### Problem description
Look through the entries that follow and return each line that has the string "true".
[[ Data supplied open ]]
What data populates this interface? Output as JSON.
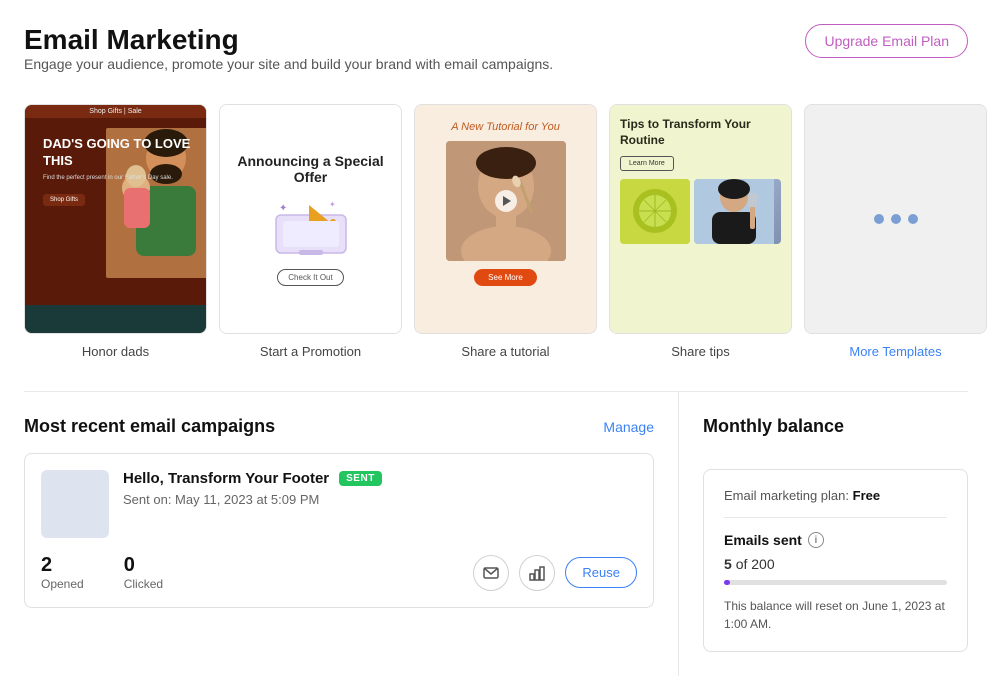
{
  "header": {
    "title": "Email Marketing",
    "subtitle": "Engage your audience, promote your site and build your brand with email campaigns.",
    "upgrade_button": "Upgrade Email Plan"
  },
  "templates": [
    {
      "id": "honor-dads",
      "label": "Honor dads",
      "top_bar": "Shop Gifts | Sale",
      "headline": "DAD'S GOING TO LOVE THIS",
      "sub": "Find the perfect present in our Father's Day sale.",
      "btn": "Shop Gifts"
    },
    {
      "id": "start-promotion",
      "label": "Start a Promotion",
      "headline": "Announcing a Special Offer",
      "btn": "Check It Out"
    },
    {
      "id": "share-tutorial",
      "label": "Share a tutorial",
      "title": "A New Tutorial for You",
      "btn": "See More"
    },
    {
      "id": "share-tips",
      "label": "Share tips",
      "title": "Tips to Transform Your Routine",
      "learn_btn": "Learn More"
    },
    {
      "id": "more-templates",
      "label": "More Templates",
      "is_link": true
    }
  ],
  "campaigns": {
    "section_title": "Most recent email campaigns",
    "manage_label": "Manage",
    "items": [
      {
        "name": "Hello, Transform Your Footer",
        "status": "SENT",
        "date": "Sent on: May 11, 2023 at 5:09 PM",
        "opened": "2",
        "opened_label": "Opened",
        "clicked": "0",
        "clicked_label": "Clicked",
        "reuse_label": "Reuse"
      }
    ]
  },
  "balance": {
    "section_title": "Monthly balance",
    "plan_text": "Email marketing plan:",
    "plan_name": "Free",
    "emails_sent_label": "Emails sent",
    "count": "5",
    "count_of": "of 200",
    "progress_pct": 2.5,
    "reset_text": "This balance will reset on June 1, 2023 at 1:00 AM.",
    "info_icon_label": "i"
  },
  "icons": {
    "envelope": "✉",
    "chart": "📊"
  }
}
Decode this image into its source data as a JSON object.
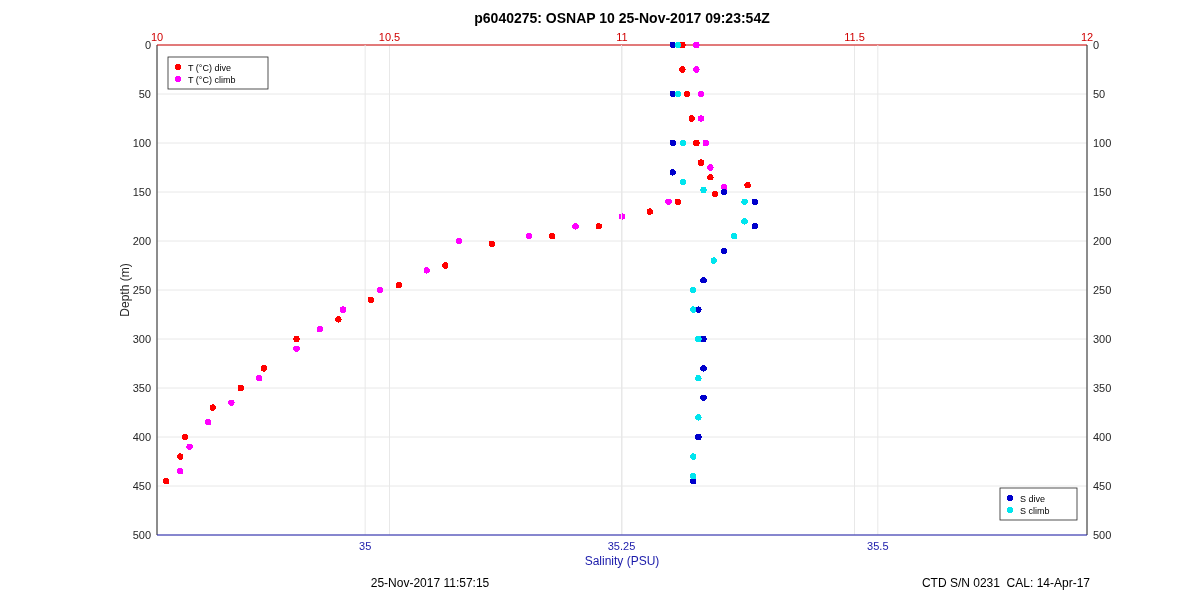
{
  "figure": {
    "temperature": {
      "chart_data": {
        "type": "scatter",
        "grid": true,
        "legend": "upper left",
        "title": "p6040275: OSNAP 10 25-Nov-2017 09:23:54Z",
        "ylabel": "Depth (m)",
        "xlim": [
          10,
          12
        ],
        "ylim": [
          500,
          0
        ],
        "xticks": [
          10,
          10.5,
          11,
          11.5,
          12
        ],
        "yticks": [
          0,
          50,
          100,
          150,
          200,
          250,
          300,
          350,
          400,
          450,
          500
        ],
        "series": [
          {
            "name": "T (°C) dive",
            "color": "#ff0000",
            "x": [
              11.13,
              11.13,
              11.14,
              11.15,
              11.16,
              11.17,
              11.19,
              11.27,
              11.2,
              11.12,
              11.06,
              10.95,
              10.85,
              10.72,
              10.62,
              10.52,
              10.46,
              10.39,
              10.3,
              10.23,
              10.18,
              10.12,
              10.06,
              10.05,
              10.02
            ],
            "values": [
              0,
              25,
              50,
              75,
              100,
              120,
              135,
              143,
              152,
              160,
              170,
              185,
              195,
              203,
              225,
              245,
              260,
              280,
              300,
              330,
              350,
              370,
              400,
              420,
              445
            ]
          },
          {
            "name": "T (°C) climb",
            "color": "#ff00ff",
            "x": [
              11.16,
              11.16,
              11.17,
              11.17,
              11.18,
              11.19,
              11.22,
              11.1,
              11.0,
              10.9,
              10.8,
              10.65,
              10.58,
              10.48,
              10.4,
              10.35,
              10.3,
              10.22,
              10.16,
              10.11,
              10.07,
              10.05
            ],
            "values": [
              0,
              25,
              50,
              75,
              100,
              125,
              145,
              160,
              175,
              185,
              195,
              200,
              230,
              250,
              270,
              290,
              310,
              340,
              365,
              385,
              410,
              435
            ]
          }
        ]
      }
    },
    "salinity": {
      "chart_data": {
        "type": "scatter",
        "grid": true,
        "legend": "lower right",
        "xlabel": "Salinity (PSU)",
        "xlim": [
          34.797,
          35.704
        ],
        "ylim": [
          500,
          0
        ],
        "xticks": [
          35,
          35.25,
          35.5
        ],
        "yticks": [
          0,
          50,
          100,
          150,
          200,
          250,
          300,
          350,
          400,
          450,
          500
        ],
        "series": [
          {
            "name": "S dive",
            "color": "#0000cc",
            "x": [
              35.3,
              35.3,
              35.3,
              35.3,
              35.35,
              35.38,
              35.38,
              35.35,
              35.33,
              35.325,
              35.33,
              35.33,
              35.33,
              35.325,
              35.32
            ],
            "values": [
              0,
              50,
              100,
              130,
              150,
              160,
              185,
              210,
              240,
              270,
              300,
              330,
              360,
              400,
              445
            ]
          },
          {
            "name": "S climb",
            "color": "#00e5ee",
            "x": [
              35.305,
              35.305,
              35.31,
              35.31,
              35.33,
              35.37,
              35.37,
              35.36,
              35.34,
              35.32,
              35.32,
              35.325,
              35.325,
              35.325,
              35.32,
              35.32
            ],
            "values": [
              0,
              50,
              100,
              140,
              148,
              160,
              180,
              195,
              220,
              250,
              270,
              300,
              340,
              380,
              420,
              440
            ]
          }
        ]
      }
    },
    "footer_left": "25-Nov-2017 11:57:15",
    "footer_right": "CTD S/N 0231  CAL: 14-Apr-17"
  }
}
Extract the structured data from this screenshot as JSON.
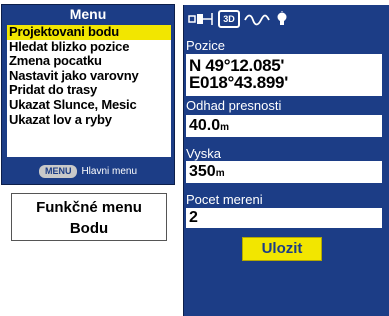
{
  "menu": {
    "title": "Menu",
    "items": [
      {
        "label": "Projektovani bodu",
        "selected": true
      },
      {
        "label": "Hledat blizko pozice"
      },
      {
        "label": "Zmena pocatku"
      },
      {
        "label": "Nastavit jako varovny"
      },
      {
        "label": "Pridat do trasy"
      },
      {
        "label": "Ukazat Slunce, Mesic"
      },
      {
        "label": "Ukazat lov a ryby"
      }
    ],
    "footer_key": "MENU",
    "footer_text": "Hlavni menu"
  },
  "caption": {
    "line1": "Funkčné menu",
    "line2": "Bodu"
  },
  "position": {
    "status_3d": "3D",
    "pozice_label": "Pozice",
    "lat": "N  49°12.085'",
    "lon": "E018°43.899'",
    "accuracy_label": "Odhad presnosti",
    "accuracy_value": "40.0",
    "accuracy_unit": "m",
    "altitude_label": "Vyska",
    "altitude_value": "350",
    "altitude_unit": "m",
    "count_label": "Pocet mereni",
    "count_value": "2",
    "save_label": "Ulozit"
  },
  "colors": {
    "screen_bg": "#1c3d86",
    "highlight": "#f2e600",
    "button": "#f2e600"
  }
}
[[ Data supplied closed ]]
### Response to the task
      "is_link": true
        "grid": true,
        "grid": true,
        "selected": true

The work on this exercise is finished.